Unquestionably some of the changes introduced by Ireland in recent years are the result of BEPS, including the abolition of the so called Double Irish structure.
Ireland has been involved in all stages of the BEPS process. With its focus on substance, there is a genuine belief that BEPS can further increase Ireland’s attractiveness for foreign direct investment.
A bad Apple
At the time of writing we are awaiting the EU’s decision in the Apple case. This case was brought against Ireland by the EU as a result of an alleged breach of State Aid rules.
It’s not unreasonable to conclude that there is a political element to the Apple case. It’s very possible that the EU will find against Ireland and that we will be obliged to fight the case through the European courts.
A prolonged legal case will cast a spotlight on Ireland and could impact on our reputation overseas.
Given that our reputation at the moment is very strong, such attention would be unwelcome, particularly as companies are increasingly looking at the reputation of a jurisdiction in assessing investment decisions.
EU CCCTB proposals
The EU's CCCTB proposals extend far beyond BEPS. If implemented, they would see the allocation of taxable profits driven by factors such as the location of customers, employees and assets.
The CCCTB would likely see profits diverted away from small economies such as Ireland and significantly dilute the benefit of our 12.5% tax rate.
The good news is that there are several countries against the CCCTB proposals and at this point the likelihood of CCCTB implementation is low to remote.
In the view of many people, the BEPS proposals should be allowed develop before any effort is made to push through CCCTB.
The EU is also pushing ahead with plans for a Directive to implement certain BEPS recommendations this year.
Such a Directive would require unanimous adoption across the EU by virtue of the veto option that all countries have over corporate tax matters.
If implemented, it could potentially add additional costs to EU countries and impact on EU competitiveness.
Both this Directive, the Apple case and the CCCTB are examples of the EU flexing its muscles in a battle which has seen it sidelined by the success of the OECD’s BEPS project.

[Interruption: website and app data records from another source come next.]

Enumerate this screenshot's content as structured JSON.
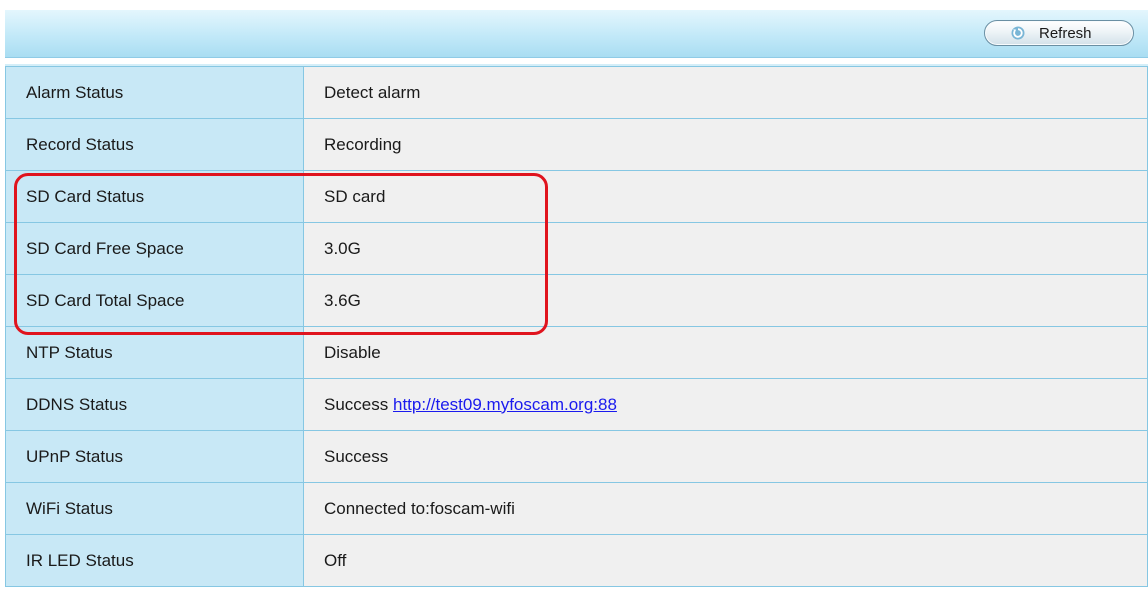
{
  "toolbar": {
    "refresh_label": "Refresh",
    "refresh_icon": "refresh-icon"
  },
  "rows": [
    {
      "label": "Alarm Status",
      "value": "Detect alarm"
    },
    {
      "label": "Record Status",
      "value": "Recording"
    },
    {
      "label": "SD Card Status",
      "value": "SD card"
    },
    {
      "label": "SD Card Free Space",
      "value": "3.0G"
    },
    {
      "label": "SD Card Total Space",
      "value": "3.6G"
    },
    {
      "label": "NTP Status",
      "value": "Disable"
    },
    {
      "label": "DDNS Status",
      "value": "Success",
      "link": "http://test09.myfoscam.org:88"
    },
    {
      "label": "UPnP Status",
      "value": "Success"
    },
    {
      "label": "WiFi Status",
      "value": "Connected to:foscam-wifi"
    },
    {
      "label": "IR LED Status",
      "value": "Off"
    }
  ],
  "colors": {
    "label_bg": "#c8e8f6",
    "value_bg": "#f0f0f0",
    "border": "#86c7e3",
    "highlight": "#e0141e",
    "link": "#1a1aee"
  }
}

The US tends to be more vocal about other tax regimes rather than do anything about the flaws within its own corporate tax system, which has the highest tax rates in the developed world.
Notwithstanding some changes to the inversion rules, there is little evidence to suggest any significant change in its stance. This should be positive for Ireland.

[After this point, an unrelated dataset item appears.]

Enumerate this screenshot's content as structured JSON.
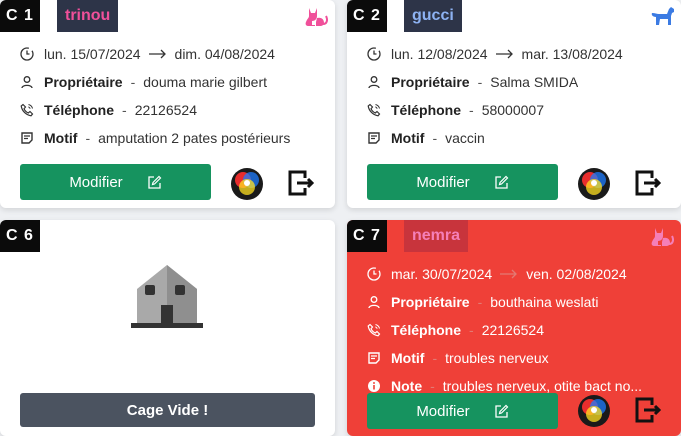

Knowledge Development Box
The recently introduced Knowledge Development Box (KDB) offers a 6.25% tax rate to companies that carry out R&D activities in Ireland.

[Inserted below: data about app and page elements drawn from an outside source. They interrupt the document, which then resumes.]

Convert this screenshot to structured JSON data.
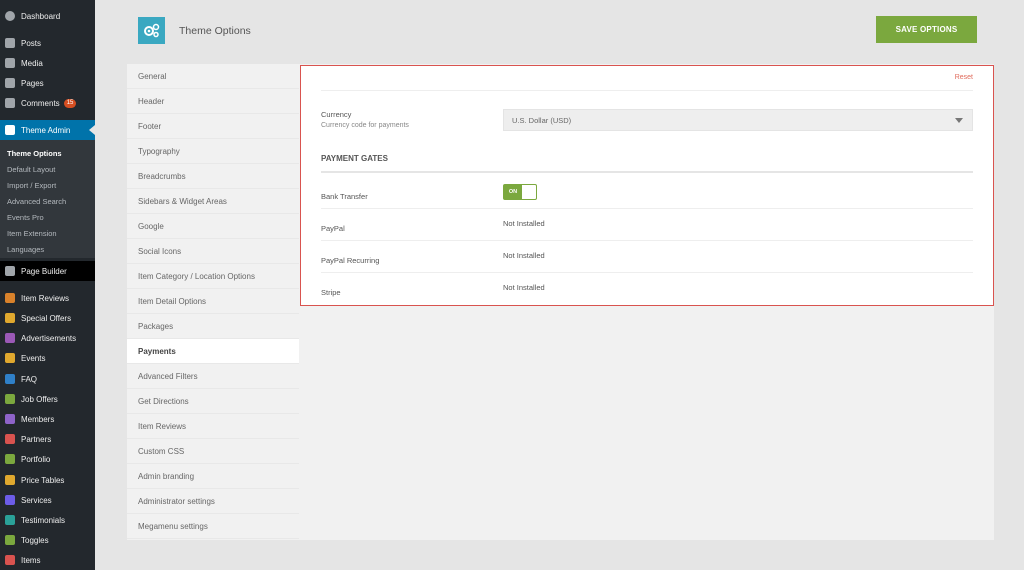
{
  "sidebar": {
    "items": [
      {
        "label": "Dashboard",
        "icon": "dashboard-icon",
        "color": "#a0a5aa"
      },
      {
        "label": "Posts",
        "icon": "pin-icon",
        "color": "#a0a5aa"
      },
      {
        "label": "Media",
        "icon": "media-icon",
        "color": "#a0a5aa"
      },
      {
        "label": "Pages",
        "icon": "pages-icon",
        "color": "#a0a5aa"
      },
      {
        "label": "Comments",
        "icon": "comments-icon",
        "color": "#a0a5aa",
        "badge": "15"
      },
      {
        "label": "Theme Admin",
        "icon": "theme-admin-icon",
        "color": "#ffffff"
      },
      {
        "label": "Page Builder",
        "icon": "page-builder-icon",
        "color": "#a0a5aa"
      },
      {
        "label": "Item Reviews",
        "icon": "star-icon",
        "color": "#d9822b"
      },
      {
        "label": "Special Offers",
        "icon": "tag-icon",
        "color": "#e0a82e"
      },
      {
        "label": "Advertisements",
        "icon": "ad-icon",
        "color": "#9b59b6"
      },
      {
        "label": "Events",
        "icon": "calendar-icon",
        "color": "#e0a82e"
      },
      {
        "label": "FAQ",
        "icon": "faq-icon",
        "color": "#2f80c8"
      },
      {
        "label": "Job Offers",
        "icon": "job-icon",
        "color": "#7ba83e"
      },
      {
        "label": "Members",
        "icon": "members-icon",
        "color": "#8e63c9"
      },
      {
        "label": "Partners",
        "icon": "partners-icon",
        "color": "#d9534f"
      },
      {
        "label": "Portfolio",
        "icon": "portfolio-icon",
        "color": "#7ba83e"
      },
      {
        "label": "Price Tables",
        "icon": "price-icon",
        "color": "#e0a82e"
      },
      {
        "label": "Services",
        "icon": "services-icon",
        "color": "#6c5ce7"
      },
      {
        "label": "Testimonials",
        "icon": "testimonials-icon",
        "color": "#2aa198"
      },
      {
        "label": "Toggles",
        "icon": "toggles-icon",
        "color": "#7ba83e"
      },
      {
        "label": "Items",
        "icon": "items-icon",
        "color": "#d9534f"
      }
    ],
    "submenu": [
      "Theme Options",
      "Default Layout",
      "Import / Export",
      "Advanced Search",
      "Events Pro",
      "Item Extension",
      "Languages"
    ]
  },
  "header": {
    "title": "Theme Options",
    "save_label": "SAVE OPTIONS"
  },
  "options_nav": [
    "General",
    "Header",
    "Footer",
    "Typography",
    "Breadcrumbs",
    "Sidebars & Widget Areas",
    "Google",
    "Social Icons",
    "Item Category / Location Options",
    "Item Detail Options",
    "Packages",
    "Payments",
    "Advanced Filters",
    "Get Directions",
    "Item Reviews",
    "Custom CSS",
    "Admin branding",
    "Administrator settings",
    "Megamenu settings"
  ],
  "content": {
    "reset_label": "Reset",
    "currency": {
      "label": "Currency",
      "description": "Currency code for payments",
      "value": "U.S. Dollar (USD)"
    },
    "section_title": "PAYMENT GATES",
    "gates": [
      {
        "label": "Bank Transfer",
        "value": "ON"
      },
      {
        "label": "PayPal",
        "value": "Not Installed"
      },
      {
        "label": "PayPal Recurring",
        "value": "Not Installed"
      },
      {
        "label": "Stripe",
        "value": "Not Installed"
      }
    ]
  },
  "colors": {
    "accent": "#7ba83e",
    "wp_blue": "#0073aa",
    "sidebar_bg": "#23282d",
    "border_alert": "#d9534f"
  }
}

While the KDB has its drawbacks, particularly as it doesn’t work well for groups that outsource much of their R&D to group companies outside Ireland, it does add to Ireland’s attractiveness as a place to house profitable R&D activities.
The KDB also enhances our reputation with both the EU and OECD as it is fully compliant with the “modified nexus” approach. While this means that it doesn’t work as well as some other competing regimes, it has the benefit of making us more attractive to groups that are keen to be associated with regimes with strong reputations.
There is recent evidence to suggest that groups are looking to “cleanse” their structures and move away from offshore traditional havens to onshore locations such as Ireland.
We are living in a time of great change in the corporate tax world. In my view, the opportunities for Ireland outweigh the dangers. The focus on real substance can be a positive for further international investment here. Undoubtedly others will seek to replicate elements of our successful tax regime. If we stay nimble we can stay ahead of the game.
Accountancy Ireland, 9 February 2016